• **Supplied material**:
....................

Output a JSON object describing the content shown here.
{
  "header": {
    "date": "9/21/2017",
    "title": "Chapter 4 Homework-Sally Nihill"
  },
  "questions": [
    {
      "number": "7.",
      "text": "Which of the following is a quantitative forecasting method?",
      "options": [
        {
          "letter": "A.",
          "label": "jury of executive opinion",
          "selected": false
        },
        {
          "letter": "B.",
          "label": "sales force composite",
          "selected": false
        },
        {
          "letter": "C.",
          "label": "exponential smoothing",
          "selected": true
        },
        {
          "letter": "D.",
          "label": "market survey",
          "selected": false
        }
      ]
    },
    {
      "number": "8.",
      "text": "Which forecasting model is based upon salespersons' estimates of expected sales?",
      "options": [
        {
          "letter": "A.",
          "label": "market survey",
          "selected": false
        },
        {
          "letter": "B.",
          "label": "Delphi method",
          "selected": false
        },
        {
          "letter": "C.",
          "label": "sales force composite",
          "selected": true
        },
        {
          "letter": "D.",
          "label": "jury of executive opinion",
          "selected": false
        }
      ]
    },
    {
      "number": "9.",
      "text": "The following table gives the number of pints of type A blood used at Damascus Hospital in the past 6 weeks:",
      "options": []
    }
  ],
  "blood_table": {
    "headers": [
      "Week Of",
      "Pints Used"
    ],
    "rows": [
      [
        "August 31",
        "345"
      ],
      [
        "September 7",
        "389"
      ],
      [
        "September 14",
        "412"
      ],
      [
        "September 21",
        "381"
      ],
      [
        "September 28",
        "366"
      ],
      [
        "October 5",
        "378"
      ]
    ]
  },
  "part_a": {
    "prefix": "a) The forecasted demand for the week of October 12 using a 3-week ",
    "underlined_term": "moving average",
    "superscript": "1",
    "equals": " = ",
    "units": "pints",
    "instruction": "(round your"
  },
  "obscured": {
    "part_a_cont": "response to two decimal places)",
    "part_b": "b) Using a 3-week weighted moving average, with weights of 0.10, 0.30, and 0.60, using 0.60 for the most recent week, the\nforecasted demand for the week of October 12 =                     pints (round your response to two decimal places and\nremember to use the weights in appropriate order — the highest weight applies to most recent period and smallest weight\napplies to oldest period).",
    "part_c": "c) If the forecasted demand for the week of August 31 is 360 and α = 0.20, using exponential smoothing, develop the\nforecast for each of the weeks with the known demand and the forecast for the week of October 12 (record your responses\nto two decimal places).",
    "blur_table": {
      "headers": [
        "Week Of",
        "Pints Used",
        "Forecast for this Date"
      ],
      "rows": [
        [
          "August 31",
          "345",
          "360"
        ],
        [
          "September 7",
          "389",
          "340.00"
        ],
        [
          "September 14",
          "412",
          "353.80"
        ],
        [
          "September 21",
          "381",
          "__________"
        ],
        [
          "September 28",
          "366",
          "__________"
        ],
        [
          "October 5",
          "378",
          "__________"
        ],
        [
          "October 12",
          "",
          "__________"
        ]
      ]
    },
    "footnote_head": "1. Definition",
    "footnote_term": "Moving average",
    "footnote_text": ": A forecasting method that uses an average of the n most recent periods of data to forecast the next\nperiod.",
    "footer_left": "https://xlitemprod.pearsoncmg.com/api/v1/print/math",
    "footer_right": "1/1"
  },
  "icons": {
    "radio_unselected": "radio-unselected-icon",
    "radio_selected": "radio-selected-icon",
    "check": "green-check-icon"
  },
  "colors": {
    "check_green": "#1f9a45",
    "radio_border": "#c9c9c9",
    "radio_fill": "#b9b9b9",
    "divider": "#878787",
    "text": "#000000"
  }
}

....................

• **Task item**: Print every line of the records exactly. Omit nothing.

• **Solution**:
Output a JSON object describing the content shown here.
{
  "header": {
    "date": "9/21/2017",
    "title": "Chapter 4 Homework-Sally Nihill"
  },
  "questions": [
    {
      "number": "7.",
      "text": "Which of the following is a quantitative forecasting method?",
      "options": [
        {
          "letter": "A.",
          "label": "jury of executive opinion",
          "selected": false
        },
        {
          "letter": "B.",
          "label": "sales force composite",
          "selected": false
        },
        {
          "letter": "C.",
          "label": "exponential smoothing",
          "selected": true
        },
        {
          "letter": "D.",
          "label": "market survey",
          "selected": false
        }
      ]
    },
    {
      "number": "8.",
      "text": "Which forecasting model is based upon salespersons' estimates of expected sales?",
      "options": [
        {
          "letter": "A.",
          "label": "market survey",
          "selected": false
        },
        {
          "letter": "B.",
          "label": "Delphi method",
          "selected": false
        },
        {
          "letter": "C.",
          "label": "sales force composite",
          "selected": true
        },
        {
          "letter": "D.",
          "label": "jury of executive opinion",
          "selected": false
        }
      ]
    },
    {
      "number": "9.",
      "text": "The following table gives the number of pints of type A blood used at Damascus Hospital in the past 6 weeks:",
      "options": []
    }
  ],
  "blood_table": {
    "headers": [
      "Week Of",
      "Pints Used"
    ],
    "rows": [
      [
        "August 31",
        "345"
      ],
      [
        "September 7",
        "389"
      ],
      [
        "September 14",
        "412"
      ],
      [
        "September 21",
        "381"
      ],
      [
        "September 28",
        "366"
      ],
      [
        "October 5",
        "378"
      ]
    ]
  },
  "part_a": {
    "prefix": "a) The forecasted demand for the week of October 12 using a 3-week ",
    "underlined_term": "moving average",
    "superscript": "1",
    "equals": " = ",
    "units": "pints",
    "instruction": "(round your"
  },
  "obscured": {
    "part_a_cont": "response to two decimal places)",
    "part_b": "b) Using a 3-week weighted moving average, with weights of 0.10, 0.30, and 0.60, using 0.60 for the most recent week, the\nforecasted demand for the week of October 12 =                     pints (round your response to two decimal places and\nremember to use the weights in appropriate order — the highest weight applies to most recent period and smallest weight\napplies to oldest period).",
    "part_c": "c) If the forecasted demand for the week of August 31 is 360 and α = 0.20, using exponential smoothing, develop the\nforecast for each of the weeks with the known demand and the forecast for the week of October 12 (record your responses\nto two decimal places).",
    "blur_table": {
      "headers": [
        "Week Of",
        "Pints Used",
        "Forecast for this Date"
      ],
      "rows": [
        [
          "August 31",
          "345",
          "360"
        ],
        [
          "September 7",
          "389",
          "340.00"
        ],
        [
          "September 14",
          "412",
          "353.80"
        ],
        [
          "September 21",
          "381",
          "__________"
        ],
        [
          "September 28",
          "366",
          "__________"
        ],
        [
          "October 5",
          "378",
          "__________"
        ],
        [
          "October 12",
          "",
          "__________"
        ]
      ]
    },
    "footnote_head": "1. Definition",
    "footnote_term": "Moving average",
    "footnote_text": ": A forecasting method that uses an average of the n most recent periods of data to forecast the next\nperiod.",
    "footer_left": "https://xlitemprod.pearsoncmg.com/api/v1/print/math",
    "footer_right": "1/1"
  },
  "icons": {
    "radio_unselected": "radio-unselected-icon",
    "radio_selected": "radio-selected-icon",
    "check": "green-check-icon"
  },
  "colors": {
    "check_green": "#1f9a45",
    "radio_border": "#c9c9c9",
    "radio_fill": "#b9b9b9",
    "divider": "#878787",
    "text": "#000000"
  }
}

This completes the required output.